5 kiwis, peeled and diced

12 kumquats, very thinly sliced crosswise, seeds removed

1 cup pomegranate seeds (from 1 pomegranate)


  • Combine the sugar, 2 cups water, the ginger and vanilla seeds and pod in a saucepan. Use a vegetable peeler to remove wide strips of zest from the lemon and 1 orange, add to the saucepan and bring to a boil over medium-high heat. Reduce the heat and simmer 5 minutes. Refrigerate until cold.
  • Meanwhile, peel the remaining oranges with a paring knife, cutting along the natural curve of the fruit. Hold an orange over a large bowl and cut along both sides of each membrane to free the segments, letting them fall into the bowl.

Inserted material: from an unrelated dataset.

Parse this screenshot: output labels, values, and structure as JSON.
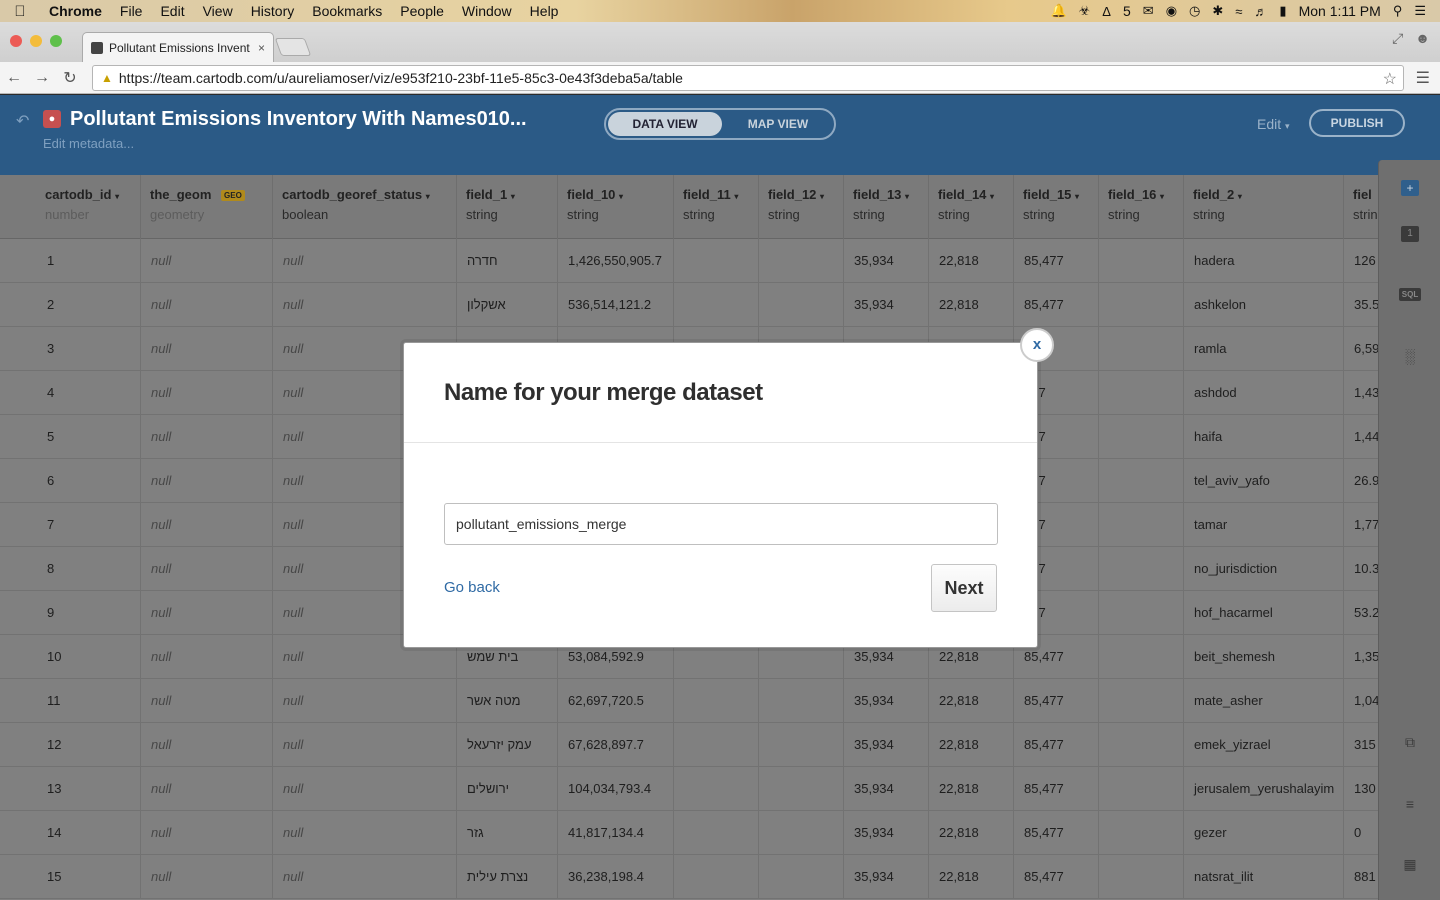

Squeeze each empty membrane to release the juices. Repeat with the remaining oranges. Add the mangoes, bananas, kiwis, kumquats and pomegranate seeds and gently toss. Pour the syrup over the fruit and chill overnight.
  • Before serving, remove the citrus zest, ginger and vanilla pod. Spoon the fruit and syrup into bowls
  • To remove pomegranate seeds, cut the fruit into quarters, then break apart in a bowl of water. Skim off the pith that floats to the top and drain the seeds.

Our next blog will be our final blog for the holiday series. It will be a continuation of healthy food but next time we will focus on healthy and delicious desserts instead. Keep your eyes out! As always, Project Hope is also here to help you. Sometimes it can be helpful to talk to someone you don’t know. Want to know more about how we can help? Give us a call at 845-762-2275. Talking to us is always free, anonymous, and confidential.

Maisha Ahmed is a crisis counselor from Independent Living, Inc. working on with the NY Project Hope program. 

Further Reading and References: